In summary, this case shows the importance of following professional ethical codes and the ability of a regulatory agency to detect and impose sanctions for professional misconduct.

Comparing Mission Statements from Two Colombian Universities

The objective of this post is to contrast the mission statement of two Colombian universities. The first statement is from the largest public university (funded by the central government), Universidad Nacional de Colombia and second is from the largest private university, Universidad de los Andes.

Universidad Nacional’s mission statement can be found in Spanish at You can read my translation to english below.

“As the University of the nation, we promote access with equity to the Colombian educational system, provides the largest number of academic programs, forms competent and socially responsible professionals. Contributes to the elaboration and resignification of the nation’s project, studies and enriches the national cultural, natural, and environmental patrimony of the country. As such, it provides consultations in the scientific, technologic, cultural, and artistic fields with both academic and research autonomy.”

Universidad de Los Andes’ mission statement can be found at You can read it below.

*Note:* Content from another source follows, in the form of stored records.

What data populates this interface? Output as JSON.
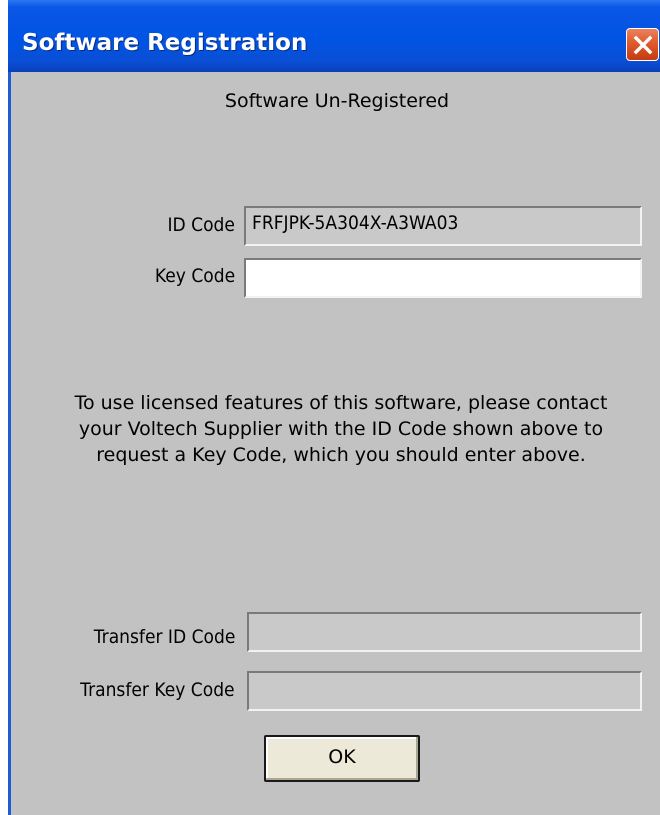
{
  "window": {
    "title": "Software Registration"
  },
  "status_text": "Software Un-Registered",
  "fields": {
    "id_code": {
      "label": "ID Code",
      "value": "FRFJPK-5A304X-A3WA03"
    },
    "key_code": {
      "label": "Key Code",
      "value": ""
    },
    "transfer_id_code": {
      "label": "Transfer ID Code",
      "value": ""
    },
    "transfer_key_code": {
      "label": "Transfer Key Code",
      "value": ""
    }
  },
  "message": {
    "line1": "To use licensed features of this software, please contact",
    "line2": "your Voltech Supplier with the ID Code shown above to",
    "line3": "request a Key Code, which you should enter above."
  },
  "buttons": {
    "ok_label": "OK"
  },
  "icons": {
    "close": "close-icon"
  },
  "colors": {
    "titlebar": "#0054e3",
    "dialog_bg": "#c2c2c2",
    "close_button": "#e05a2c"
  }
}
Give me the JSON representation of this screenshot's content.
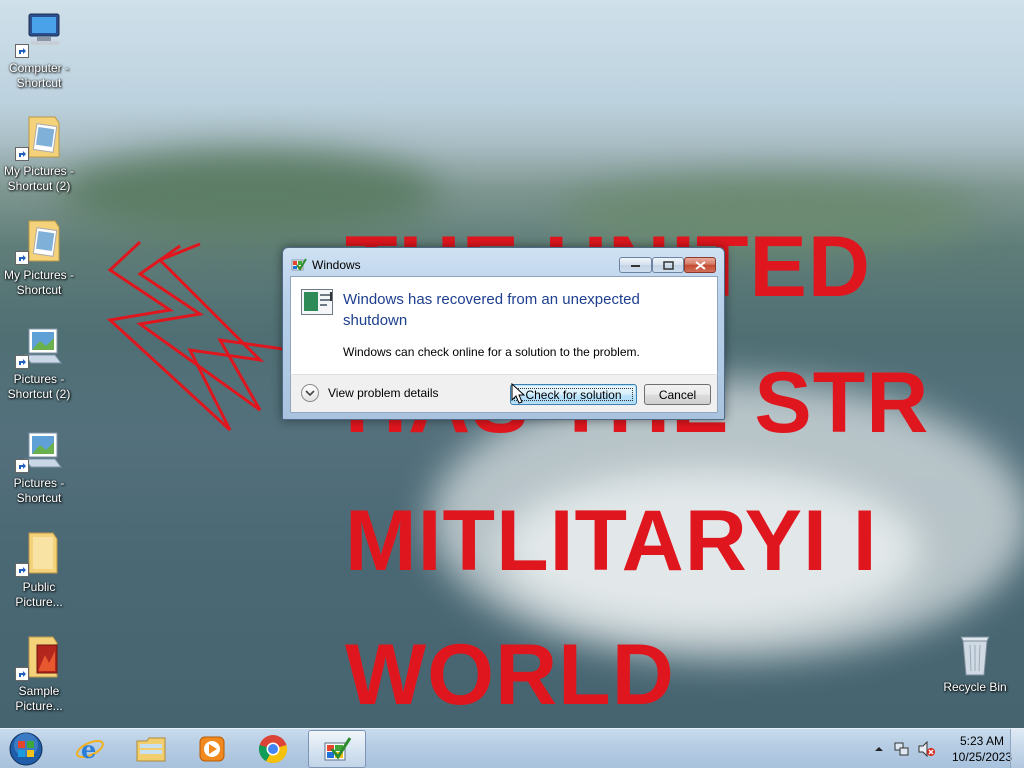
{
  "wallpaper": {
    "lines": [
      "THE UNITED",
      "HAS THE STR",
      "MITLITARYI I",
      "WORLD"
    ],
    "text_color": "#e0161e"
  },
  "desktop": {
    "icons": [
      {
        "label": "Computer - Shortcut",
        "icon": "computer-icon"
      },
      {
        "label": "My Pictures - Shortcut (2)",
        "icon": "pictures-folder-icon"
      },
      {
        "label": "My Pictures - Shortcut",
        "icon": "pictures-folder-icon"
      },
      {
        "label": "Pictures - Shortcut (2)",
        "icon": "pictures-library-icon"
      },
      {
        "label": "Pictures - Shortcut",
        "icon": "pictures-library-icon"
      },
      {
        "label": "Public Picture...",
        "icon": "folder-icon"
      },
      {
        "label": "Sample Picture...",
        "icon": "sample-pictures-folder-icon"
      }
    ],
    "recycle_bin": {
      "label": "Recycle Bin",
      "icon": "recycle-bin-icon"
    }
  },
  "dialog": {
    "title": "Windows",
    "main_instruction": "Windows has recovered from an unexpected shutdown",
    "content": "Windows can check online for a solution to the problem.",
    "details_label": "View problem details",
    "buttons": {
      "check": "Check for solution",
      "cancel": "Cancel"
    },
    "title_accent": "#1e3f8f"
  },
  "taskbar": {
    "pinned": [
      {
        "name": "internet-explorer",
        "icon": "internet-explorer-icon"
      },
      {
        "name": "windows-explorer",
        "icon": "windows-explorer-icon"
      },
      {
        "name": "windows-media-player",
        "icon": "media-player-icon"
      },
      {
        "name": "google-chrome",
        "icon": "chrome-icon"
      },
      {
        "name": "problem-reports",
        "icon": "action-center-icon",
        "active": true
      }
    ],
    "clock": {
      "time": "5:23 AM",
      "date": "10/25/2023"
    }
  }
}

“Universidad de los Andes is an autonomous, independent, and innovative institution that fosters pluralism, tolerance, and respect for ideas. It aims for academic excellence while providing rigorous critical and ethical character development, in order to enhance in all students an awareness of their social and citizenship responsibilities, as well as a firm commitment to the society. The university’s student body, in an environment of interdisciplinary and flexible integral character development, becomes the chief agent of the educational process. A highly skilled, knowledgeable, and prestigious faculty facilitates the development of an outstanding academic and professional life project that supports research, contributes to the development of the country, and transcends its geographical boundaries.”

These two mission statements have many similarities as they mention the social role of the institutions and briefly describe their academic activities. However, Universidad Nacional appear to have a heavier social component. It seems like this university cooperates with the government in achieving social goals to promote equity in education, educating socially conscious professionals and aiding in the resignification process of the nation.

On the other hand I perceived multiple differences in these statements. For instance, Universidad Nacional makes emphasis in their interest in cultural aspects, Universidad de Los Andes doesn’t A clear divergence between these two statement is that Universidad de los Andes wants to have an impact inside the country as well as beyond geographical boundaries, however, Universidad Nacional only mentions functions and objectives tied to the nation. Part of this disparity could be the source of funding from these two institutions, the first is a private university and the second obtains most of it;s funding from governmental sources.mention this component in their mission.

I think that the statement by Universidad de los Andes has a more “modern” approach. It mentions pluralism and multidisciplinary, which are crucial components of modern educational models.

In summary I found that these two statements have great similarities as they both state their activities and objectives, but clear differences emerge in what aspects of society they want impact.